** RECORDS PROVIDED follows **

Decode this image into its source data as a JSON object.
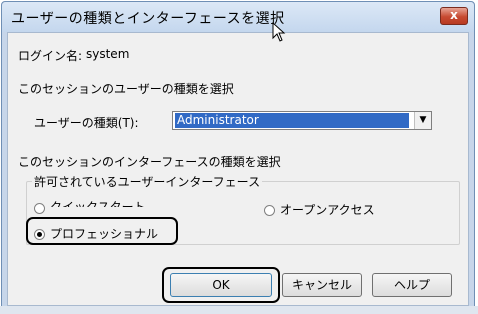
{
  "dialog": {
    "title": "ユーザーの種類とインターフェースを選択",
    "close_label": "x"
  },
  "login": {
    "label": "ログイン名:",
    "value": "system"
  },
  "user_type_section": {
    "heading": "このセッションのユーザーの種類を選択",
    "field_label": "ユーザーの種類(T):",
    "selected_value": "Administrator"
  },
  "interface_section": {
    "heading": "このセッションのインターフェースの種類を選択",
    "group_title": "許可されているユーザーインターフェース",
    "options": [
      {
        "label": "クイックスタート",
        "checked": false
      },
      {
        "label": "オープンアクセス",
        "checked": false
      },
      {
        "label": "プロフェッショナル",
        "checked": true
      }
    ]
  },
  "buttons": {
    "ok": "OK",
    "cancel": "キャンセル",
    "help": "ヘルプ"
  }
}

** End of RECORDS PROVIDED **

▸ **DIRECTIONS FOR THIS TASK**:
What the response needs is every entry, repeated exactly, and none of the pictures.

▸ **SOLUTION TO THIS EXERCISE**:
Decode this image into its source data as a JSON object.
{
  "dialog": {
    "title": "ユーザーの種類とインターフェースを選択",
    "close_label": "x"
  },
  "login": {
    "label": "ログイン名:",
    "value": "system"
  },
  "user_type_section": {
    "heading": "このセッションのユーザーの種類を選択",
    "field_label": "ユーザーの種類(T):",
    "selected_value": "Administrator"
  },
  "interface_section": {
    "heading": "このセッションのインターフェースの種類を選択",
    "group_title": "許可されているユーザーインターフェース",
    "options": [
      {
        "label": "クイックスタート",
        "checked": false
      },
      {
        "label": "オープンアクセス",
        "checked": false
      },
      {
        "label": "プロフェッショナル",
        "checked": true
      }
    ]
  },
  "buttons": {
    "ok": "OK",
    "cancel": "キャンセル",
    "help": "ヘルプ"
  }
}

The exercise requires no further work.